Dr. Oz Talked About My Kid Book Today and Started A Book Drive For Low-income Kids
May 25, 2016
Earlier today, I was interviewed on the Dr. Oz television show about the need for very young children to have books read to them, and I was interviewed about my own book, Three Key Years.
Three Key Years explains why we need to talk and read to infants, toddlers, and very young children so they are all learning ready when they get to school.
The studio audience each received a free copy of my book, and each audience member also brought one or more children’s books to give as a gift to children from low-income families. They didn’t know why they were bringing those books, but Dr. Oz had asked everyone in the audience to bring them to the show.
Dr. Oz asked for the books because learning gaps in American schools are bad, painful, and growing. We need to close those gaps, and we need to close them by bringing up the scores for low-income family children. To do that, we need all families to know how to help their children. We need a public health campaign that clearly explains those opportunities.
We need to help all children from all groups get the brain exercise support that builds strong brains in the first months and years of life.
The things that help increase neuron connectivity levels in young children are pretty basic. Reading is very high on that list. Reading requires books.
Talking and reading are actually both important to do.
Talking to children exercises brains, and reading to children very directly both exercises brains, and teaches the link between symbols and meaning. Reading is also good for emotional connectivity. Reading to children makes brains stronger, and makes children happier and more secure.

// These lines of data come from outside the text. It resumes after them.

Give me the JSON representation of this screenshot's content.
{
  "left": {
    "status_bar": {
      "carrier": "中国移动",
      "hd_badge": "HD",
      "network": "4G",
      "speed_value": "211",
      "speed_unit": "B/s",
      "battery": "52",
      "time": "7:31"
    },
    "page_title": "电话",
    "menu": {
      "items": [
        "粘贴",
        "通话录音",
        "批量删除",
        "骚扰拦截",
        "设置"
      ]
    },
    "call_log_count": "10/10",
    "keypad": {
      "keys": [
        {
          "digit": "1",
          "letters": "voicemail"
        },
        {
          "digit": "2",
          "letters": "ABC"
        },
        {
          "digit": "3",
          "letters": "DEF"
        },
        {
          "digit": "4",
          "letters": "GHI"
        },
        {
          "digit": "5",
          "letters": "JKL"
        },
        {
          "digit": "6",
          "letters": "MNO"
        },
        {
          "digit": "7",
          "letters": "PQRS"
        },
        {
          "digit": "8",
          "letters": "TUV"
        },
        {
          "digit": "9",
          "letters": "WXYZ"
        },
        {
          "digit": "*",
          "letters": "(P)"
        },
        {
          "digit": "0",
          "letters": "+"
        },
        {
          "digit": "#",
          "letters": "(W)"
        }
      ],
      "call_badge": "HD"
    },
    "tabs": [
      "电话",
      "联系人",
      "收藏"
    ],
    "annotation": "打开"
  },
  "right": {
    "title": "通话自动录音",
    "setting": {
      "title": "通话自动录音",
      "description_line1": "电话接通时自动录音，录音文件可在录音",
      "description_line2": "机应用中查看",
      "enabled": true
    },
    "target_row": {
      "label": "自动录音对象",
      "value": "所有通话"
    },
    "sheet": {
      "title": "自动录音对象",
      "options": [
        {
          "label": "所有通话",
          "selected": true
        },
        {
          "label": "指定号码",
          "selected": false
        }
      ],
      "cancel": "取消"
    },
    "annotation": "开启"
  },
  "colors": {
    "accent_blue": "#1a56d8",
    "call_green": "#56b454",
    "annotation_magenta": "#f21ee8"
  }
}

The Three Key Years book explains that biological science, and describes the importance of doing that work to help build neuron connections in children’s brains in those high opportunity time frames. Reading to children can help close the learning gaps that are damaging our schools. To read, we need books.
Higher-income families in this country average 12 books per child. But — more than half of the lower-income families don’t have a single book. So Dr. Oz asked both his studio audience and his television viewing audience to donate books to lower-income families.
Dr. Oz called for a major book gift effort with the goal of getting books to kids who otherwise would not have them.
To make those book donations easy to do across the country, UPS has agreed to help. UPS is doing a wonderful thing. Every UPS store in America will have book collection boxes for the next two weeks, and they will deliver those collected books for no charge to low-income families.
UPS will deliver the donated books at no charge to the local WIC Centers that provide nutritional support and food to low-income families.
Both WIC and UPS are delivering the books free.
That process and those boxes in those stores create an opportunity for all the rest of us. It makes doing the right thing easy to do. So let’s do the right thing.
I am asking everyone reading this blog in the next 10 days to take either your own children’s no longer used — but gently used — books to a UPS site, or just go to a store that sells kids books and buy some good books for children who really would love to get those books.
I have seen the light and the joy in the eyes of a 2-year-old getting a first book. The sheer joy I saw in 3-year-old kids getting their own first book took my breath away. It stunned me when I first saw it. “This is my book? My very own book? My own book … Ohhhhh!”
To see a small child hugging a book and smiling with closed eyes is pretty reinforcing about how right it is for us to get books to that child. You can’t imagine how good it can feel for children to get their own book.
Reading to kids is a joy, and being read to, is even better.
You can personally help make that joy happen this week. Here is a link to the Dr. Oz/First 5/UPS book drive website. Create joy and feel good doing it.
Put books in those boxes in the UPS stores, and make a difference for a child.
And if you want to do another nice thing for a new parent, pass this “advice to new parents” tip sheet on to any family you know with a new child. The tip sheet for new parents is golden advice and it is free.
Use it. Share it.
And get at least one book to the book drive this week. A child will love the book you put in the box.
Is there anything else you can do right now that is a better use of your time?
Thank you Dr. Oz, and thank you UPS for making this happen.
Peace and be well.
Categorized in: InterGroup
This post was written by Institute for InterGroup Understanding